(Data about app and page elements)
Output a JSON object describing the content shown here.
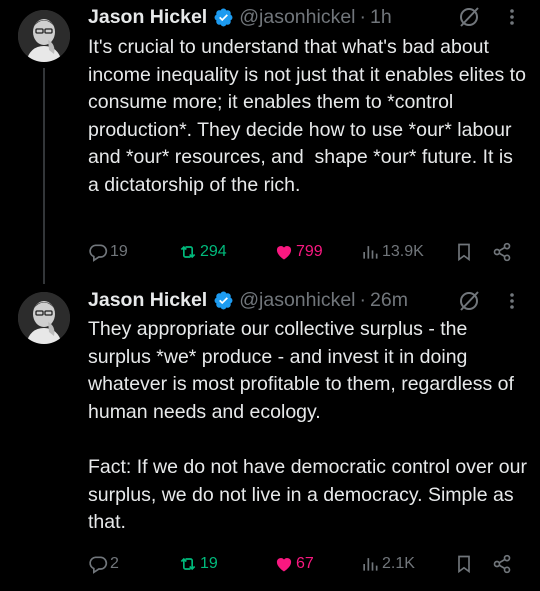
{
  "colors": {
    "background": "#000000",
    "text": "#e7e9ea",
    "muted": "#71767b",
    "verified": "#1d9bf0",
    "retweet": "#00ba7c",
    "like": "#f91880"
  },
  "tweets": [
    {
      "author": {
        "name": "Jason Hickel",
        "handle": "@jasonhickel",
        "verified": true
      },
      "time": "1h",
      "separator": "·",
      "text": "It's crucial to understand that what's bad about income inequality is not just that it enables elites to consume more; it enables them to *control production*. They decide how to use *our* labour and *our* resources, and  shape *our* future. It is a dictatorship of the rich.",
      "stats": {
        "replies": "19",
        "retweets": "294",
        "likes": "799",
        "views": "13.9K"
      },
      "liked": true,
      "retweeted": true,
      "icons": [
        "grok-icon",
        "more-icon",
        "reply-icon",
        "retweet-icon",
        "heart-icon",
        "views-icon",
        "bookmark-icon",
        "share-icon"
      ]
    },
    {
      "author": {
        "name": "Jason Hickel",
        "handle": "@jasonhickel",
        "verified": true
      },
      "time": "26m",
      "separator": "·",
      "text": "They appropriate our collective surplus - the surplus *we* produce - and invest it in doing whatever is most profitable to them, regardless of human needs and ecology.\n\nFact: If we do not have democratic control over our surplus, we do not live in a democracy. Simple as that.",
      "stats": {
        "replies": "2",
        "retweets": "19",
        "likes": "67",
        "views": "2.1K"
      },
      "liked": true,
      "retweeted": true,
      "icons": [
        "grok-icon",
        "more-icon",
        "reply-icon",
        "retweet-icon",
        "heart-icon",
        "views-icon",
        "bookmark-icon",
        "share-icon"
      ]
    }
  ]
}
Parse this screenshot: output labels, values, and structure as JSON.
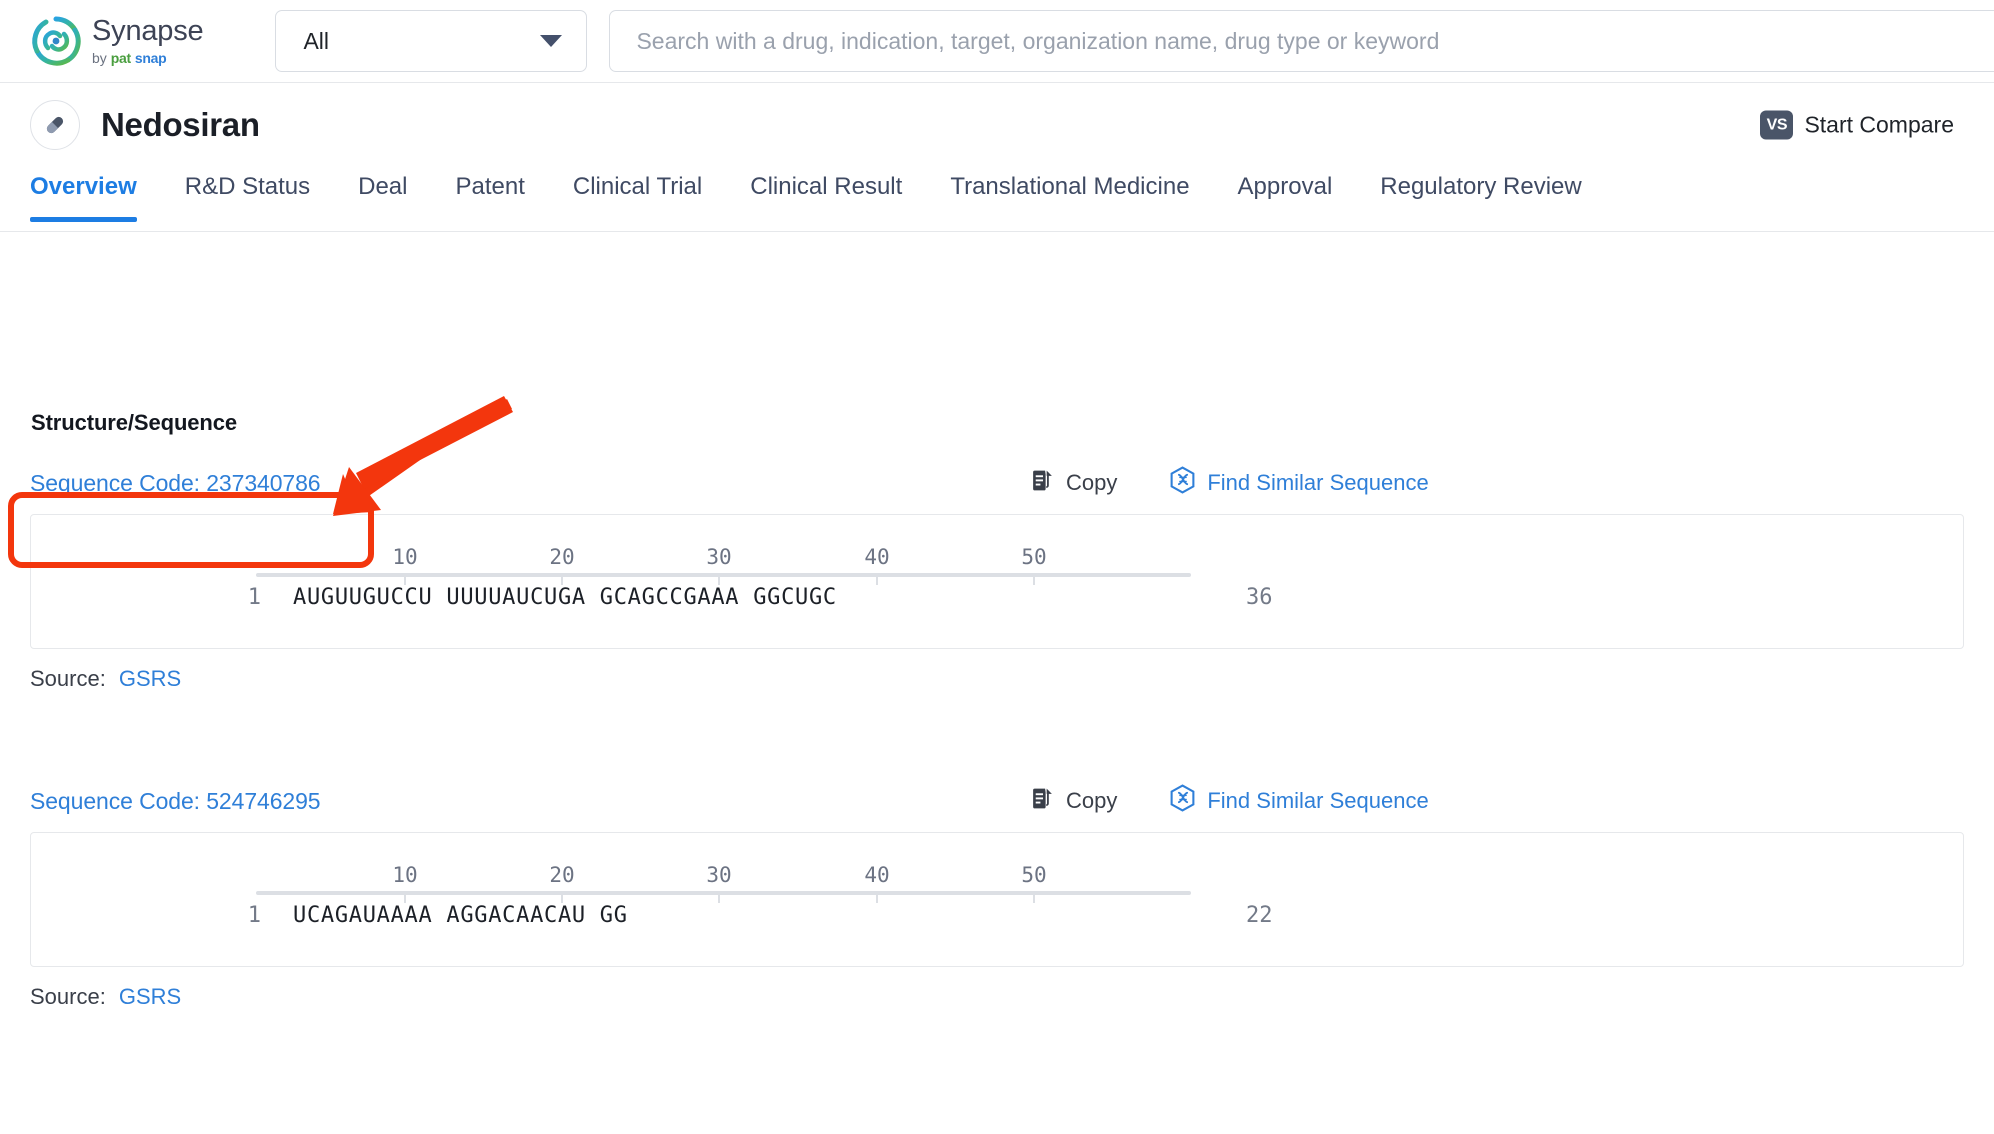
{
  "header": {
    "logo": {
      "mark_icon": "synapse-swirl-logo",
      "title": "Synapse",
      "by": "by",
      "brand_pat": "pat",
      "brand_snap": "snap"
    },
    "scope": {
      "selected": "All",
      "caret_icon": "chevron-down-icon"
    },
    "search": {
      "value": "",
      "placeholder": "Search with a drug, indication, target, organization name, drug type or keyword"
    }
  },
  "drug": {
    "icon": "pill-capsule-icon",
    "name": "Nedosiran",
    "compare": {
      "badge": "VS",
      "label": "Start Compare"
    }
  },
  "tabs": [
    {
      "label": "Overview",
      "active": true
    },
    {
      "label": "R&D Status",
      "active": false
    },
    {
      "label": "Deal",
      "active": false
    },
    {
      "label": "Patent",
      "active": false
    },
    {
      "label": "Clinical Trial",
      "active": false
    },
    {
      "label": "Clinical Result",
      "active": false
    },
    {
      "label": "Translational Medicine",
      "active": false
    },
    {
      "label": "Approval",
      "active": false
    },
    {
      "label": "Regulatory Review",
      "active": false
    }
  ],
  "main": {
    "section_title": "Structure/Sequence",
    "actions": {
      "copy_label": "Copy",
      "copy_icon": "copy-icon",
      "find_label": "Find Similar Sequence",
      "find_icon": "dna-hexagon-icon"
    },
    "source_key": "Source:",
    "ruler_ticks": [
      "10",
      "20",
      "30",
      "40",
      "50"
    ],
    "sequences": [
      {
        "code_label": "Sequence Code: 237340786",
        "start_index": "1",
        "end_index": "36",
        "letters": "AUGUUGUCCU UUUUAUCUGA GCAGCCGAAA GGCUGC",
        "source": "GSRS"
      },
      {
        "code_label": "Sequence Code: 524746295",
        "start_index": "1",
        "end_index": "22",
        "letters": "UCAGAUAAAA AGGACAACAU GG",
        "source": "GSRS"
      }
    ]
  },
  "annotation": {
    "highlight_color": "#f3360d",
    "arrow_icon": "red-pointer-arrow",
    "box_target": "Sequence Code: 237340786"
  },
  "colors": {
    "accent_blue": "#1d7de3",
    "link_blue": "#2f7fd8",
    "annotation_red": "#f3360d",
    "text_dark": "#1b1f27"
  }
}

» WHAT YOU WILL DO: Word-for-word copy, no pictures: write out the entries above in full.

» WRITTEN RESPONSE:
Output a JSON object describing the content shown here.
{
  "colors": {
    "background": "#000000",
    "text": "#e7e9ea",
    "muted": "#71767b",
    "verified": "#1d9bf0",
    "retweet": "#00ba7c",
    "like": "#f91880"
  },
  "tweets": [
    {
      "author": {
        "name": "Jason Hickel",
        "handle": "@jasonhickel",
        "verified": true
      },
      "time": "1h",
      "separator": "·",
      "text": "It's crucial to understand that what's bad about income inequality is not just that it enables elites to consume more; it enables them to *control production*. They decide how to use *our* labour and *our* resources, and  shape *our* future. It is a dictatorship of the rich.",
      "stats": {
        "replies": "19",
        "retweets": "294",
        "likes": "799",
        "views": "13.9K"
      },
      "liked": true,
      "retweeted": true,
      "icons": [
        "grok-icon",
        "more-icon",
        "reply-icon",
        "retweet-icon",
        "heart-icon",
        "views-icon",
        "bookmark-icon",
        "share-icon"
      ]
    },
    {
      "author": {
        "name": "Jason Hickel",
        "handle": "@jasonhickel",
        "verified": true
      },
      "time": "26m",
      "separator": "·",
      "text": "They appropriate our collective surplus - the surplus *we* produce - and invest it in doing whatever is most profitable to them, regardless of human needs and ecology.\n\nFact: If we do not have democratic control over our surplus, we do not live in a democracy. Simple as that.",
      "stats": {
        "replies": "2",
        "retweets": "19",
        "likes": "67",
        "views": "2.1K"
      },
      "liked": true,
      "retweeted": true,
      "icons": [
        "grok-icon",
        "more-icon",
        "reply-icon",
        "retweet-icon",
        "heart-icon",
        "views-icon",
        "bookmark-icon",
        "share-icon"
      ]
    }
  ]
}
Parse this screenshot: output labels, values, and structure as JSON.
{
  "header": {
    "logo": {
      "mark_icon": "synapse-swirl-logo",
      "title": "Synapse",
      "by": "by",
      "brand_pat": "pat",
      "brand_snap": "snap"
    },
    "scope": {
      "selected": "All",
      "caret_icon": "chevron-down-icon"
    },
    "search": {
      "value": "",
      "placeholder": "Search with a drug, indication, target, organization name, drug type or keyword"
    }
  },
  "drug": {
    "icon": "pill-capsule-icon",
    "name": "Nedosiran",
    "compare": {
      "badge": "VS",
      "label": "Start Compare"
    }
  },
  "tabs": [
    {
      "label": "Overview",
      "active": true
    },
    {
      "label": "R&D Status",
      "active": false
    },
    {
      "label": "Deal",
      "active": false
    },
    {
      "label": "Patent",
      "active": false
    },
    {
      "label": "Clinical Trial",
      "active": false
    },
    {
      "label": "Clinical Result",
      "active": false
    },
    {
      "label": "Translational Medicine",
      "active": false
    },
    {
      "label": "Approval",
      "active": false
    },
    {
      "label": "Regulatory Review",
      "active": false
    }
  ],
  "main": {
    "section_title": "Structure/Sequence",
    "actions": {
      "copy_label": "Copy",
      "copy_icon": "copy-icon",
      "find_label": "Find Similar Sequence",
      "find_icon": "dna-hexagon-icon"
    },
    "source_key": "Source:",
    "ruler_ticks": [
      "10",
      "20",
      "30",
      "40",
      "50"
    ],
    "sequences": [
      {
        "code_label": "Sequence Code: 237340786",
        "start_index": "1",
        "end_index": "36",
        "letters": "AUGUUGUCCU UUUUAUCUGA GCAGCCGAAA GGCUGC",
        "source": "GSRS"
      },
      {
        "code_label": "Sequence Code: 524746295",
        "start_index": "1",
        "end_index": "22",
        "letters": "UCAGAUAAAA AGGACAACAU GG",
        "source": "GSRS"
      }
    ]
  },
  "annotation": {
    "highlight_color": "#f3360d",
    "arrow_icon": "red-pointer-arrow",
    "box_target": "Sequence Code: 237340786"
  },
  "colors": {
    "accent_blue": "#1d7de3",
    "link_blue": "#2f7fd8",
    "annotation_red": "#f3360d",
    "text_dark": "#1b1f27"
  }
}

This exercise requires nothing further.